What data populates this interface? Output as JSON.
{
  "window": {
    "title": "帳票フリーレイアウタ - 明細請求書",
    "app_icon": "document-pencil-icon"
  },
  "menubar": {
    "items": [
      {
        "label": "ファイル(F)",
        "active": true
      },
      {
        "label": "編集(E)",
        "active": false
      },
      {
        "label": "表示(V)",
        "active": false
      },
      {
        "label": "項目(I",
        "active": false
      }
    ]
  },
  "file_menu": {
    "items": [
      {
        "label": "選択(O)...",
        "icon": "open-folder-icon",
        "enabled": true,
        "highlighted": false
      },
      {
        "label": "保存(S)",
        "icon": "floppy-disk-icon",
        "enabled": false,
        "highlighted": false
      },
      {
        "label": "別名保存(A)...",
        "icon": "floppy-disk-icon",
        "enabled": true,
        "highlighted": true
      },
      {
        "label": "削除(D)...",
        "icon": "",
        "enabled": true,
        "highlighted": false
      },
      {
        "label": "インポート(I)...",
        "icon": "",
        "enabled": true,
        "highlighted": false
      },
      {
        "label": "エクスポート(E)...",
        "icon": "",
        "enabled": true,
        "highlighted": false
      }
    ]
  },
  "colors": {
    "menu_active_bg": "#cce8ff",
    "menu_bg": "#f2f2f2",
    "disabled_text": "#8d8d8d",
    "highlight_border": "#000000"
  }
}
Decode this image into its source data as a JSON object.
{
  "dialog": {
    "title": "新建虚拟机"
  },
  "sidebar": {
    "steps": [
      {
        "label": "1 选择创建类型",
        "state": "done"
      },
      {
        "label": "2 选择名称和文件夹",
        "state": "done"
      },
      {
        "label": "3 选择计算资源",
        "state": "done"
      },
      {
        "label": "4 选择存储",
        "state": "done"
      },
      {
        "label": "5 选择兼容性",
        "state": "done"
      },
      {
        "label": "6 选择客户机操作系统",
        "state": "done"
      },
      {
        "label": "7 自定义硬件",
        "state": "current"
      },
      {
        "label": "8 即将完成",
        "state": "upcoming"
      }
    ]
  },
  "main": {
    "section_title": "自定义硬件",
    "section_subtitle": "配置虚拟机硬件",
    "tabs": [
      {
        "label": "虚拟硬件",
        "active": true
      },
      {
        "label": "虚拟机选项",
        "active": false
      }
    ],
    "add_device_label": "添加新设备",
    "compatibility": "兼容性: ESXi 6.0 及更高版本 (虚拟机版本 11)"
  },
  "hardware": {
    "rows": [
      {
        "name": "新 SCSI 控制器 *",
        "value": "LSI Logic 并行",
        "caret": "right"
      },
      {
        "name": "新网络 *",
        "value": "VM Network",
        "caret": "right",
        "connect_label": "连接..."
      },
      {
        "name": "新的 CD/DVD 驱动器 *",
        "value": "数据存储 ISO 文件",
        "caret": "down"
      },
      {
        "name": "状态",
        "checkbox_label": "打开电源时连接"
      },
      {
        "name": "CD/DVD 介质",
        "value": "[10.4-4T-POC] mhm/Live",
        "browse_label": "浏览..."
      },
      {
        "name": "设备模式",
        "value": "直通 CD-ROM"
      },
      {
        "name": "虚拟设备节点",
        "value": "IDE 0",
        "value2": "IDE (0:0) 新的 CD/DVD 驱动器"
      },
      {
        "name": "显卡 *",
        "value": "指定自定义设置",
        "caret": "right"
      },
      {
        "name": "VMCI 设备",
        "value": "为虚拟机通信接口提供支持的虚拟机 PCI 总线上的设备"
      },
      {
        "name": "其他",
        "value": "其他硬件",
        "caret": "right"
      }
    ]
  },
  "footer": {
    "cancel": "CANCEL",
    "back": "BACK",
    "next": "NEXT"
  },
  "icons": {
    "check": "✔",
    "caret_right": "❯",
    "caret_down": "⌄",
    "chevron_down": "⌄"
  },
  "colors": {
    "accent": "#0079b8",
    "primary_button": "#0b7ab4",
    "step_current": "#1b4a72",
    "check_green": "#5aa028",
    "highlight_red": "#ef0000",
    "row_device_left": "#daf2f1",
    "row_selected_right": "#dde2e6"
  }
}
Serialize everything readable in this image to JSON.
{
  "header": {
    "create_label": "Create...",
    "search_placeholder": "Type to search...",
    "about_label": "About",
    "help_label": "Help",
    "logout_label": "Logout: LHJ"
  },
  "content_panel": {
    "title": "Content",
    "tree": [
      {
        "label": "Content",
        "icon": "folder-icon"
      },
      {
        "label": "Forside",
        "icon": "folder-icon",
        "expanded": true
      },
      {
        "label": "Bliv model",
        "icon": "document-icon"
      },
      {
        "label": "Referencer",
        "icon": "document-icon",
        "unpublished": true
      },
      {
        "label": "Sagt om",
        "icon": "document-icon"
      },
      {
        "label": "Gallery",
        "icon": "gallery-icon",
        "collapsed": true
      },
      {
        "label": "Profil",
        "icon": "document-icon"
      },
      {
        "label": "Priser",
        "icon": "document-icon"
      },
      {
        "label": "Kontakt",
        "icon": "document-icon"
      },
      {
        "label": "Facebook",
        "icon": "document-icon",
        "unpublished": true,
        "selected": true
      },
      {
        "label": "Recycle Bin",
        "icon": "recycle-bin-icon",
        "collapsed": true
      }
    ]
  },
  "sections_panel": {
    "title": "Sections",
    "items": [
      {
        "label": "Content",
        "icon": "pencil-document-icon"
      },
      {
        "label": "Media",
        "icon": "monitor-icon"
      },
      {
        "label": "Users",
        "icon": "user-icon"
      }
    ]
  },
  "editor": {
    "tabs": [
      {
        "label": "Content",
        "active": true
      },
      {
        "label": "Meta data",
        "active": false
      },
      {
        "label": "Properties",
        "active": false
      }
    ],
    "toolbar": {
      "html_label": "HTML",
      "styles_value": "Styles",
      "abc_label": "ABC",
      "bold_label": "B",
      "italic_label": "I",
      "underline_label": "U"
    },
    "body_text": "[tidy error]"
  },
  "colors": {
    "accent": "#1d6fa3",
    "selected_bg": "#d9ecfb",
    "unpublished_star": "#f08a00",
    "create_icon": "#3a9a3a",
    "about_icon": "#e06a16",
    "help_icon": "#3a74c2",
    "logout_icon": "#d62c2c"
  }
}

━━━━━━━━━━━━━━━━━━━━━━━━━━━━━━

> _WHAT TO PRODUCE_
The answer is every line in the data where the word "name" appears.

> _EXERCISE RESULT_
        "name": "新 SCSI 控制器 *",
        "name": "新网络 *",
        "name": "新的 CD/DVD 驱动器 *",
        "name": "状态",
        "name": "CD/DVD 介质",
        "name": "设备模式",
        "name": "虚拟设备节点",
        "name": "显卡 *",
        "name": "VMCI 设备",
        "name": "其他",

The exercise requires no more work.